was 28 years (24–31) and 31% were employed. Most (86%) said the incentive would motivate them to return and 76% supported clinics offering incentives. Among the 23% who found the intervention unacceptable, the most frequent reason was perceived personal responsibility for
health. Feasibility was demonstrated, as 79.7% (51/64) of eligible participants received a voucher. When asked to rank preferred hypothetical incentive interventions, assistance with social services ranked first (29%), followed by infant formula (22%) and cash (21%); assistance with social
services was the top-ranked choice by both those who found the voucher incentive intervention acceptable and unacceptable. To encourage HIV-positive women to remain in care, respondents most frequently suggested health education (34%), counseling (29%), financial incentives (25%),

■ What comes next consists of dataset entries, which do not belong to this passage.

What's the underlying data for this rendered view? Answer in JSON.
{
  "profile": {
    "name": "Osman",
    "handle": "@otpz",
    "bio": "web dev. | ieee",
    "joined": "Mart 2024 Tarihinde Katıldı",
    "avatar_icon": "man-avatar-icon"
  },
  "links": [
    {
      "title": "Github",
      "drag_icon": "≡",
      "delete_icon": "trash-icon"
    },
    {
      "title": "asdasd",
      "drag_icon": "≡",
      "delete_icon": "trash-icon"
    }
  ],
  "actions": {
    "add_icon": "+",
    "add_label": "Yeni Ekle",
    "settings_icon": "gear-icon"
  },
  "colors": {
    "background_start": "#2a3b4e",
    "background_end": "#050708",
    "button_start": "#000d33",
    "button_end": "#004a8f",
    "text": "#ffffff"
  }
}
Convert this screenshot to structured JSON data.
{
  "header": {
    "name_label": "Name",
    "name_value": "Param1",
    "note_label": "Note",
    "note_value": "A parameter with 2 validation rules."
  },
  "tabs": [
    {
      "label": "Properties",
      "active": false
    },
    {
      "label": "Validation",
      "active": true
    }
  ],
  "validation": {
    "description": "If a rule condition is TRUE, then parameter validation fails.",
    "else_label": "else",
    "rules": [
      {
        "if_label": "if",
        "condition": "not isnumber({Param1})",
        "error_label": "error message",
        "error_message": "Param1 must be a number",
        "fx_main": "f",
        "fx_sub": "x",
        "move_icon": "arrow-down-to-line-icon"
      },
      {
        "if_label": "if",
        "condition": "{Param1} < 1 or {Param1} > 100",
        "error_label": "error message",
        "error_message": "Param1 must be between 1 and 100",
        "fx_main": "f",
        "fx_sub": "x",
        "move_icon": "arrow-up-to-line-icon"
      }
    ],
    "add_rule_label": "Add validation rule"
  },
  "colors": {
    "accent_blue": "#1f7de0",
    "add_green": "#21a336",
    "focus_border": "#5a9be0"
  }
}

home visits (13%), and better service (6%). Our results suggest financial incentives are acceptable, but women frequently expressed preference for integrated services and improved education and counseling to improve retention. Interventions exploring the feasibility and efficacy of education and counseling interventions to improve postpartum HIV care are warranted

Publication details

AIDS CARE
#
2017
1
PDF
https://www.ncbi.nlm.nih.gov/pubmed/29067861